Walker's comprehensive review of claims of gender difference and gender bias in moral cognition concluded 1) that gender explains a negligible amount of the variability in moral reasoning development, 2) that accumulated evidence does not support claims of gender polarity in moral orientations (i.e., an ethic of care and an ethic of justice), and 3) that future research should focus on the range of psychological processes that engender moral maturity. This study examined whether male and female predoctoral dental students who completed an ethics curriculum grounded in Rest's comprehensive model of moral functioning differed on measures of four capacities: moral sensitivity, moral reasoning, moral motivation, and moral implementation. From archival data at the University of Minnesota School of Dentistry, data on sixty females and sixty males were randomly selected from five cohorts (n=386) who completed an ethics curriculum and outcome measures of the four capacities between 1996 and 2000. Gender differences were not apparent for a measure of moral sensitivity, but were evident for one of the moral reasoning indices, for the responsibility dimension of moral motivation, and for the measure of moral implementation. Implications are drawn for future research and for professional ethics education.

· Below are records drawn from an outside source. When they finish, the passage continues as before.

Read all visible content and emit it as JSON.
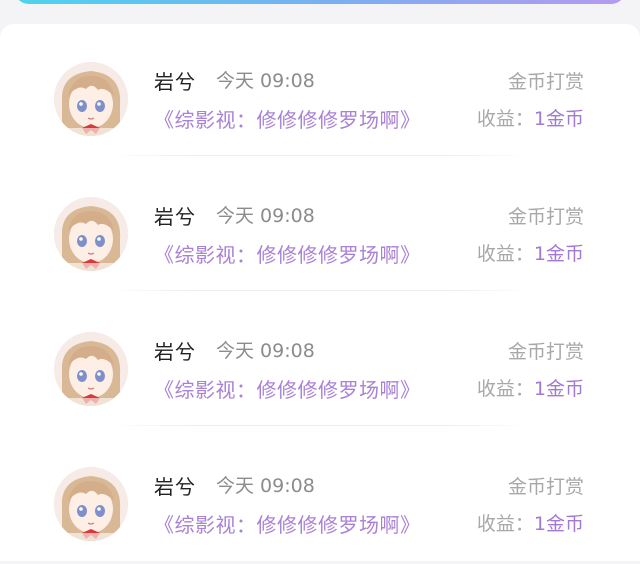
{
  "records": [
    {
      "username": "岩兮",
      "time": "今天 09:08",
      "type": "金币打赏",
      "book": "《综影视：修修修修罗场啊》",
      "earn_label": "收益：",
      "earn_value": "1金币"
    },
    {
      "username": "岩兮",
      "time": "今天 09:08",
      "type": "金币打赏",
      "book": "《综影视：修修修修罗场啊》",
      "earn_label": "收益：",
      "earn_value": "1金币"
    },
    {
      "username": "岩兮",
      "time": "今天 09:08",
      "type": "金币打赏",
      "book": "《综影视：修修修修罗场啊》",
      "earn_label": "收益：",
      "earn_value": "1金币"
    },
    {
      "username": "岩兮",
      "time": "今天 09:08",
      "type": "金币打赏",
      "book": "《综影视：修修修修罗场啊》",
      "earn_label": "收益：",
      "earn_value": "1金币"
    }
  ],
  "colors": {
    "accent_purple": "#a981d6",
    "gradient_start": "#4ed3ee",
    "gradient_end": "#b69af0"
  },
  "icons": {
    "avatar": "anime-girl-avatar-icon"
  }
}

|Original language||English (US)|
|Number of pages||13|
|Journal||Journal of dental education|
|State||Published - Sep 1 2012|
- Dental students
- Ethics education
- Gender difference